Every entry is to be set down a second time, precisely as written.

**Information provided:**
:::

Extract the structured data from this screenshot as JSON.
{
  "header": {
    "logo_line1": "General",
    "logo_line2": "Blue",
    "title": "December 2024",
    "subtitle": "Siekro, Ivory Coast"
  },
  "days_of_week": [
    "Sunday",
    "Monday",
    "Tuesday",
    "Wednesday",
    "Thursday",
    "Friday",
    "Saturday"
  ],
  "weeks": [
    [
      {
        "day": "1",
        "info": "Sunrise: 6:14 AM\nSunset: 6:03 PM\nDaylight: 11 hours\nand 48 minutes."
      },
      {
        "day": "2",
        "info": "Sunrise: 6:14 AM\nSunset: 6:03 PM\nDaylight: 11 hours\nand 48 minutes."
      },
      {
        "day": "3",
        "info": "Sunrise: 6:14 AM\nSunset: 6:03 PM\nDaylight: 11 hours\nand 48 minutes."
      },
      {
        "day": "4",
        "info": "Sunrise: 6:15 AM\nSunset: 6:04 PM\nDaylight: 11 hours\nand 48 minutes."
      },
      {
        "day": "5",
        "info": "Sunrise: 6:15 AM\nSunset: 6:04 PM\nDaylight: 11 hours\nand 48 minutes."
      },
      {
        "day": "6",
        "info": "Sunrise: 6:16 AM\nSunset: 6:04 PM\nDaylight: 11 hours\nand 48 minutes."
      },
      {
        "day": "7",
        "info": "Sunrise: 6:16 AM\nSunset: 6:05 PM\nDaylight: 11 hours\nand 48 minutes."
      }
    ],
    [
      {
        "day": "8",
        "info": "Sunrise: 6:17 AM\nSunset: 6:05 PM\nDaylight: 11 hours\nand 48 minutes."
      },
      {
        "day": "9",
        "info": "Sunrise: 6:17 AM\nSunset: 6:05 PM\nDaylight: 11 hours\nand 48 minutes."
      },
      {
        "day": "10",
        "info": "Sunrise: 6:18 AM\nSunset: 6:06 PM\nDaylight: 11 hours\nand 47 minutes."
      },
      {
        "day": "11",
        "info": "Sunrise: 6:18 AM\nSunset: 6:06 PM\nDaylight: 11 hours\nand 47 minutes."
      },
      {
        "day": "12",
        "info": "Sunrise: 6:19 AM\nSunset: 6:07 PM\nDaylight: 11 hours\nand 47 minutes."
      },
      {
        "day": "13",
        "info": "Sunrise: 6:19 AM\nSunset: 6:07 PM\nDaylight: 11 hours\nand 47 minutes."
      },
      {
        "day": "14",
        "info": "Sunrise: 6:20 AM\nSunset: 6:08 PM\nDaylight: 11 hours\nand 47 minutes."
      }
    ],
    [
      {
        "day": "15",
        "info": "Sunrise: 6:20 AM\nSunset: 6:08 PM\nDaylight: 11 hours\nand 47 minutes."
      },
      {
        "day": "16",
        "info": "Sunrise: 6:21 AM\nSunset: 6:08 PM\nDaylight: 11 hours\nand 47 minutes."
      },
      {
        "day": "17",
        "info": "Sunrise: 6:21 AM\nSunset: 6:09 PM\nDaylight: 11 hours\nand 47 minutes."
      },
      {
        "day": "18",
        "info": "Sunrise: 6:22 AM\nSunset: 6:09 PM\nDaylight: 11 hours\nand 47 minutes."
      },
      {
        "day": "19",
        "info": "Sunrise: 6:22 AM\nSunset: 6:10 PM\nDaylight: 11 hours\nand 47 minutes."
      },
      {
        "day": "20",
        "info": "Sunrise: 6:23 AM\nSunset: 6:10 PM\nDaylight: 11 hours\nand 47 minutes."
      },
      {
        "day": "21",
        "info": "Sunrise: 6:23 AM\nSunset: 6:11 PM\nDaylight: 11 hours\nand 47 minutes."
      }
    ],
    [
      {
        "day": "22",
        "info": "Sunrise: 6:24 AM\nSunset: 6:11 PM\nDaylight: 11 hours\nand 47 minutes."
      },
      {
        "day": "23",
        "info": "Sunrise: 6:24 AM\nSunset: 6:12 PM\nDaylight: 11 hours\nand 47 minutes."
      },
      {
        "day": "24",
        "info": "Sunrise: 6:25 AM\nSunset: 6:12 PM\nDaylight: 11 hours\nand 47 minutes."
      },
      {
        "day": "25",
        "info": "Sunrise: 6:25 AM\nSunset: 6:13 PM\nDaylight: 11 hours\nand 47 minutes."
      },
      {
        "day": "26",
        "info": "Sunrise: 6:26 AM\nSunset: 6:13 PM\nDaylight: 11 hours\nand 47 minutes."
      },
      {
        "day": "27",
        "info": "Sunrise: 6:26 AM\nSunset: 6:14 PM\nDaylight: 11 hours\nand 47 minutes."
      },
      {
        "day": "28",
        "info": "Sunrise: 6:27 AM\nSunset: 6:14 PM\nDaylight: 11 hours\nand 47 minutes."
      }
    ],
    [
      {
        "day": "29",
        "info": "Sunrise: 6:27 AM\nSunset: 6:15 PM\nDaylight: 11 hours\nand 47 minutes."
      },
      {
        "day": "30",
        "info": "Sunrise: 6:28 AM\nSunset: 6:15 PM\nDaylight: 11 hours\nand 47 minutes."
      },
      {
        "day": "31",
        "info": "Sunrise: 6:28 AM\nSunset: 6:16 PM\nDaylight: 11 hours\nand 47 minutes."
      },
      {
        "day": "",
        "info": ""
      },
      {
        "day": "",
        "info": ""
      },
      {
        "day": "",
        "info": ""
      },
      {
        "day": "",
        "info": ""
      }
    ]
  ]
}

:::

**Answer space:**
Extract the structured data from this screenshot as JSON.
{
  "header": {
    "logo_line1": "General",
    "logo_line2": "Blue",
    "title": "December 2024",
    "subtitle": "Siekro, Ivory Coast"
  },
  "days_of_week": [
    "Sunday",
    "Monday",
    "Tuesday",
    "Wednesday",
    "Thursday",
    "Friday",
    "Saturday"
  ],
  "weeks": [
    [
      {
        "day": "1",
        "info": "Sunrise: 6:14 AM\nSunset: 6:03 PM\nDaylight: 11 hours\nand 48 minutes."
      },
      {
        "day": "2",
        "info": "Sunrise: 6:14 AM\nSunset: 6:03 PM\nDaylight: 11 hours\nand 48 minutes."
      },
      {
        "day": "3",
        "info": "Sunrise: 6:14 AM\nSunset: 6:03 PM\nDaylight: 11 hours\nand 48 minutes."
      },
      {
        "day": "4",
        "info": "Sunrise: 6:15 AM\nSunset: 6:04 PM\nDaylight: 11 hours\nand 48 minutes."
      },
      {
        "day": "5",
        "info": "Sunrise: 6:15 AM\nSunset: 6:04 PM\nDaylight: 11 hours\nand 48 minutes."
      },
      {
        "day": "6",
        "info": "Sunrise: 6:16 AM\nSunset: 6:04 PM\nDaylight: 11 hours\nand 48 minutes."
      },
      {
        "day": "7",
        "info": "Sunrise: 6:16 AM\nSunset: 6:05 PM\nDaylight: 11 hours\nand 48 minutes."
      }
    ],
    [
      {
        "day": "8",
        "info": "Sunrise: 6:17 AM\nSunset: 6:05 PM\nDaylight: 11 hours\nand 48 minutes."
      },
      {
        "day": "9",
        "info": "Sunrise: 6:17 AM\nSunset: 6:05 PM\nDaylight: 11 hours\nand 48 minutes."
      },
      {
        "day": "10",
        "info": "Sunrise: 6:18 AM\nSunset: 6:06 PM\nDaylight: 11 hours\nand 47 minutes."
      },
      {
        "day": "11",
        "info": "Sunrise: 6:18 AM\nSunset: 6:06 PM\nDaylight: 11 hours\nand 47 minutes."
      },
      {
        "day": "12",
        "info": "Sunrise: 6:19 AM\nSunset: 6:07 PM\nDaylight: 11 hours\nand 47 minutes."
      },
      {
        "day": "13",
        "info": "Sunrise: 6:19 AM\nSunset: 6:07 PM\nDaylight: 11 hours\nand 47 minutes."
      },
      {
        "day": "14",
        "info": "Sunrise: 6:20 AM\nSunset: 6:08 PM\nDaylight: 11 hours\nand 47 minutes."
      }
    ],
    [
      {
        "day": "15",
        "info": "Sunrise: 6:20 AM\nSunset: 6:08 PM\nDaylight: 11 hours\nand 47 minutes."
      },
      {
        "day": "16",
        "info": "Sunrise: 6:21 AM\nSunset: 6:08 PM\nDaylight: 11 hours\nand 47 minutes."
      },
      {
        "day": "17",
        "info": "Sunrise: 6:21 AM\nSunset: 6:09 PM\nDaylight: 11 hours\nand 47 minutes."
      },
      {
        "day": "18",
        "info": "Sunrise: 6:22 AM\nSunset: 6:09 PM\nDaylight: 11 hours\nand 47 minutes."
      },
      {
        "day": "19",
        "info": "Sunrise: 6:22 AM\nSunset: 6:10 PM\nDaylight: 11 hours\nand 47 minutes."
      },
      {
        "day": "20",
        "info": "Sunrise: 6:23 AM\nSunset: 6:10 PM\nDaylight: 11 hours\nand 47 minutes."
      },
      {
        "day": "21",
        "info": "Sunrise: 6:23 AM\nSunset: 6:11 PM\nDaylight: 11 hours\nand 47 minutes."
      }
    ],
    [
      {
        "day": "22",
        "info": "Sunrise: 6:24 AM\nSunset: 6:11 PM\nDaylight: 11 hours\nand 47 minutes."
      },
      {
        "day": "23",
        "info": "Sunrise: 6:24 AM\nSunset: 6:12 PM\nDaylight: 11 hours\nand 47 minutes."
      },
      {
        "day": "24",
        "info": "Sunrise: 6:25 AM\nSunset: 6:12 PM\nDaylight: 11 hours\nand 47 minutes."
      },
      {
        "day": "25",
        "info": "Sunrise: 6:25 AM\nSunset: 6:13 PM\nDaylight: 11 hours\nand 47 minutes."
      },
      {
        "day": "26",
        "info": "Sunrise: 6:26 AM\nSunset: 6:13 PM\nDaylight: 11 hours\nand 47 minutes."
      },
      {
        "day": "27",
        "info": "Sunrise: 6:26 AM\nSunset: 6:14 PM\nDaylight: 11 hours\nand 47 minutes."
      },
      {
        "day": "28",
        "info": "Sunrise: 6:27 AM\nSunset: 6:14 PM\nDaylight: 11 hours\nand 47 minutes."
      }
    ],
    [
      {
        "day": "29",
        "info": "Sunrise: 6:27 AM\nSunset: 6:15 PM\nDaylight: 11 hours\nand 47 minutes."
      },
      {
        "day": "30",
        "info": "Sunrise: 6:28 AM\nSunset: 6:15 PM\nDaylight: 11 hours\nand 47 minutes."
      },
      {
        "day": "31",
        "info": "Sunrise: 6:28 AM\nSunset: 6:16 PM\nDaylight: 11 hours\nand 47 minutes."
      },
      {
        "day": "",
        "info": ""
      },
      {
        "day": "",
        "info": ""
      },
      {
        "day": "",
        "info": ""
      },
      {
        "day": "",
        "info": ""
      }
    ]
  ]
}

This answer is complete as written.